Does the Blogosphere Need An Editor?
A thoughtful and no doubt well edited piece in Salon called Let us now praise editors raises a number of interesting and timely issues about the intersection of “online writing,” a quick and on-the-scene activity in a general sense, and editing, a slow and time-consuming and deliberative one.
In the olden days of yore, timeliness meant getting your copy to an editor under deadline so that he or she could edit you and get words to press for the daily edition. Today, there’s a nearly unlimited number of news and entertainment sources that publish around the clock and across the globe. So for every publisher from here until eternity comes, the deadline is right now, if not sooner!
Editing isn’t just slow; it’s expensive. A blogger working from home can pump out stories from morning until late at night on a scale that even a talented and motivated writer-editor combo cannot hope to compete with. And in the online world, more volume usually means more eyeballs and therefore more revenue. As Gary Kamiya notes in the Salon piece, editing is about winnowing down and refining, which in many ways runs counter to the “more is more” ethos of the blogosphere:
In any case, real editing is something different. It takes place before a piece ever sees the light of day — and it’s this kind of painstaking, word-by-word editing that so much online writing needs. If learning how to be edited is a form of growing up, much of the blogosphere still seems to be in adolescence, loudly affirming its identity and raging against authority. But teenagers eventually realize that authority is not as tyrannical and unhip as they once thought. It’s edited prose, with its points sharpened by another, that will ultimately stand the test of time. There is a place for mayfly commentary, which buzzes about and dies in a day. But we don’t want to get to the point where the mayflies and mosquitoes are so thick that we can’t breathe or think.

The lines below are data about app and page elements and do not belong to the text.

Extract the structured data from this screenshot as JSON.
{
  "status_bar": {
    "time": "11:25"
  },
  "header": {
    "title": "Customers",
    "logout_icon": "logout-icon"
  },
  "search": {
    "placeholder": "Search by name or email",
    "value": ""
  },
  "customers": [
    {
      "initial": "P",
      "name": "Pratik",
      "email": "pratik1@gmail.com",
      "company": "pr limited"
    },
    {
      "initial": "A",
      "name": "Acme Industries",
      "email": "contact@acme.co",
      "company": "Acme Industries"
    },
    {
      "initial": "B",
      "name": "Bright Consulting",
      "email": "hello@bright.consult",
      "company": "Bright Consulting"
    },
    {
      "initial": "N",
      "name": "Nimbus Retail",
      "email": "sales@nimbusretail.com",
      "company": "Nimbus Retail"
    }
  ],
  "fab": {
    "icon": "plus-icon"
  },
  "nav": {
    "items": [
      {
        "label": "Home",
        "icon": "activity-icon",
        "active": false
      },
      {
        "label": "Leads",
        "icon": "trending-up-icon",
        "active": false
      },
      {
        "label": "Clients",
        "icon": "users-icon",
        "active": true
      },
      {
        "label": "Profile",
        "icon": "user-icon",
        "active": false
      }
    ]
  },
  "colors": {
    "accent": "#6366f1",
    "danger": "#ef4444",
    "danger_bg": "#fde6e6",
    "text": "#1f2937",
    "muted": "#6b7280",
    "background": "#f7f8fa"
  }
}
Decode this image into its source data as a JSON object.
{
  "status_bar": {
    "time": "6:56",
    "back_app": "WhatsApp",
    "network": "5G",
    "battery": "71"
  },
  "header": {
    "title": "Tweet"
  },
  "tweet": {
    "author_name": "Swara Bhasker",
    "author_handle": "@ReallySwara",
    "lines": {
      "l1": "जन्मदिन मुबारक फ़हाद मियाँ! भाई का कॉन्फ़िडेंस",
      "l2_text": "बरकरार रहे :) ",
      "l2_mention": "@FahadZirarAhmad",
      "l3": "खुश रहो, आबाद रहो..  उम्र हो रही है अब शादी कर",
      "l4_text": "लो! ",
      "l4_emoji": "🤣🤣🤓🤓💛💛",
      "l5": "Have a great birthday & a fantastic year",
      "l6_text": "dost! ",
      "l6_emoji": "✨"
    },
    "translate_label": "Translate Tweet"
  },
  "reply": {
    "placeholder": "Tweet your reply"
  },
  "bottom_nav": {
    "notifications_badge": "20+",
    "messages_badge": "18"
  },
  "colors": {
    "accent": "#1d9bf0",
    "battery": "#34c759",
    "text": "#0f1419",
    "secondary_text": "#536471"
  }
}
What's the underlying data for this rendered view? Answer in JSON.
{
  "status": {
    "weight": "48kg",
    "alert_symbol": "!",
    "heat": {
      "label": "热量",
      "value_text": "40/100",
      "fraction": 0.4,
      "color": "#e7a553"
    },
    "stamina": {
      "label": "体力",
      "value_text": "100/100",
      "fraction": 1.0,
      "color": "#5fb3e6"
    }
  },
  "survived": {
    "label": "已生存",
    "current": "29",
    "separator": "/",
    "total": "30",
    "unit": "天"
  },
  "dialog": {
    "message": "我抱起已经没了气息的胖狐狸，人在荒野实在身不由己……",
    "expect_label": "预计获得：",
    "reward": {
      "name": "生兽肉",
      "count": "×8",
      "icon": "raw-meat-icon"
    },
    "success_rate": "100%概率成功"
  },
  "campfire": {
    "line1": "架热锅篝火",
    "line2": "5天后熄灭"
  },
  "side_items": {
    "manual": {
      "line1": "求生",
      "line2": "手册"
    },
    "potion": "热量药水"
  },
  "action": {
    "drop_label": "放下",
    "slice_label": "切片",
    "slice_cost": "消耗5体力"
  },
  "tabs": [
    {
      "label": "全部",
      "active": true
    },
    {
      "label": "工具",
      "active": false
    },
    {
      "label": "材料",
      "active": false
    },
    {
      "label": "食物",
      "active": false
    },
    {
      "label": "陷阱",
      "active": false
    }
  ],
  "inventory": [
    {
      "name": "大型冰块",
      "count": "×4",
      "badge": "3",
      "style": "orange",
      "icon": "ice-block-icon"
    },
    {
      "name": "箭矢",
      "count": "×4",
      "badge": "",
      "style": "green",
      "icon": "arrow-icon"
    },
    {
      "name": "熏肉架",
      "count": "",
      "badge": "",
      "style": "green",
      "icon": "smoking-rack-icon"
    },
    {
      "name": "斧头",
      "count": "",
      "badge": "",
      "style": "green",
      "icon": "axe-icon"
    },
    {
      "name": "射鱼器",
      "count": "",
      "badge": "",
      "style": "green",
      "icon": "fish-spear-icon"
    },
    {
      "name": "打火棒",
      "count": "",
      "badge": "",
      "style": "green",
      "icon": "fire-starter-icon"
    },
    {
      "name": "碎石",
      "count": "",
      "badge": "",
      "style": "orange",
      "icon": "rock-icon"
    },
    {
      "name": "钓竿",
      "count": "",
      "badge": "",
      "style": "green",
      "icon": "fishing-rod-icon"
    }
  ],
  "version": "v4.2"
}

I spend a lot of time and energy defending the blogosphere and promoting its merits, but I find this to be a fair assessment. While there are plenty of blogs that feature some of the finest writing and sharpest thinking around, the vast majority could surely be improved by seasoned and judicious editing. Of course, that’s simply not feasible in most cases which leaves space for online publications capable of bridging this gap.
I also try not to make this space a commercial for Blogcritics (full disclosure: I’m exec producer) but I must contend ever so briefly that Blogcritics is in a highly unique position of meshing the “exuberant adolescence” of the blogosphere with the firm and authoritative hand of editors and online producers. Founded in 2002 by Eric Olsen, more than 1,800 bloggers are currently allied with this online magazine. Writers submit stories which are then funneled into an editing queue. Based on timeliness and currency and other factors, a volunteer force of editors from around the globe then painstakingly edits each piece prior to publication.
It’s a mostly unheralded gig performed by those who love being part of a great grassroots community and enjoy pushing wild flourishes of thought and opinion out into the great wide Internet void. And now that I’m on a roll, Blogcritics also connects editors with writers in a more personal way, providing mentorship, guidance, and writing instruction. This free service is something that simply doesn’t exist elsewhere.
That doesn’t mean that Blogcritics always has the best stuff around. The quality varies as you might expect. But one of the coolest things about it in my view is that it is a trailblazer in trying to connect the exuberant spirit that the blogosphere offers with some grounding in old school professionalism and spit-and-polish.